Week 27

Monday & Tuesday, March 16 & 17, 2020: Last week we learned all about our inner animals.  Our study of evolution continues online this week with a dive into Charles Dawin and the Voyage of the Beagle.  To begin, watch the HHMI Biointeractive video below:

Next, you will follow in Darwin’s footsteps as he explored the Galapagos Islands.  Using the Explore the Galapagos feature on the PBS NOVA website, you will take a tour of where Darwin went and what he observed.  You will document your work by creating a Google Doc (title: Name – Week 27) and sharing the doc with Mr. Swart.  Copy the questions below into your doc and then answer them all in complete sentences:

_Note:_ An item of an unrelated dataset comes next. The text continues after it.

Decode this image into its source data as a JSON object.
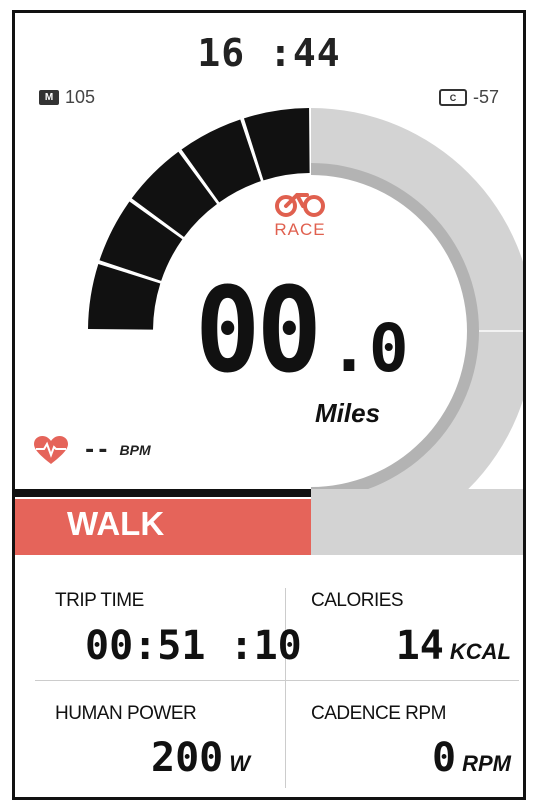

  1. Where are the Galapagos Islands?
  2. First click on “Explore the Islands” and read about three of the islands.  Summarize one observation for each of the three islands you read about.
  3. Look at “Darwin’s Finches”.  What do you think it means by unique niche, based on what the rest of the paragraph says?
  4. How are the beaks different and why was that important?
  5. Now click on “What Darwin Saw”.  You will be going through his various stages and reading about what Darwin said (if you have headphones you can listen to the interviews as well).  Summarize Darwin’s first impressions (just writing the opening sentence will get you zero credit, click for the full story).
  6. What surprised Darwin on the islands?
  7. What did the tortoises offer the local people?  How did it benefit Darwin?
  8. At first Darwin thought the birds were unrelated, but what ideas eventually came from his observations of the finches?
  9. What was the fallout (or result) of Darwin’s journey?
  10. Go back to the “Explore the Islands”.  Look at some of the interpretative panoramics and the animals.  Pick one (or two for a bonus point) animals and summarize their unique characteristics.

Wednesday & Thursday, March 18 & 19, 2020: We continue our investigation into the history of biological research by moving past Charles Darwin and learning about the work of Carolus Linneaus, the father of modern taxonomy.  To help place the concept of taxonomy into historical perspective, review the individuals listed below and briefly summarize their major accomplishments into your Google Doc.  For reference, a link to a previous lesson about Watson & Crick’s discovery of the structure of DNA is also included, as are links to the texts by Darwin and Linneaus.

Next, complete the Biological Classification POGIL and email Mr. Swart with any questions.  Options for showing your work include:

  • Print your own copy, fill it out, and then email Mr. Swart with pictures of your completed work
  • Write answers to the POGIL questions in your Week 27 Google Doc into a new section titled “Biological Classification POGIL Answers”.

Keep Learning!

Students who would like additional learning about taxonomy are encouraged to watch the Crash Course video below:

Friday, March 20, 2020: Congratulations on completing your first week of distance learning in Biology!  For our Friday lesson, sit back and enjoy Jack Horner’s entertaining TED Talk in which he describes his research connecting dinosaurs and chickens.

After the video, open your Week 27 Google Doc add definitions for the terms embryology, the fossil recordatavisms, and behavior.  Include an example of each from Dr. Horner’s talk.  Double-check your Week 27 Google Doc is shared with Mr. Swart, then have a great weekend!

Combustion Lab

Class began with a reminder that all work from lessons 70-73 (chapter 13) must be turned in at the start of class on Monday morning for full credit.

For our work today, we reviewed the combustion of propane and balanced the equation, then carried out an experiment in which a candle (made of paraffin wax, another hydrocarbon) is combusted under a bell jar.  We timed how long the candle burned for, and also measured the amount of oxygen and carbon dioxide in the room (before combustion) and under the bell jar (after the candle extinguished).

Next, we wrote the chemical equations for combining hydrogen peroxide and bleach (producing oxygen) and for combining baking soda and vinegar (producing carbon dioxide).  We evaluated the effect of combustion in the presence of excess oxygen or carbon dioxide, measuring how long the candle burned as our endpoint.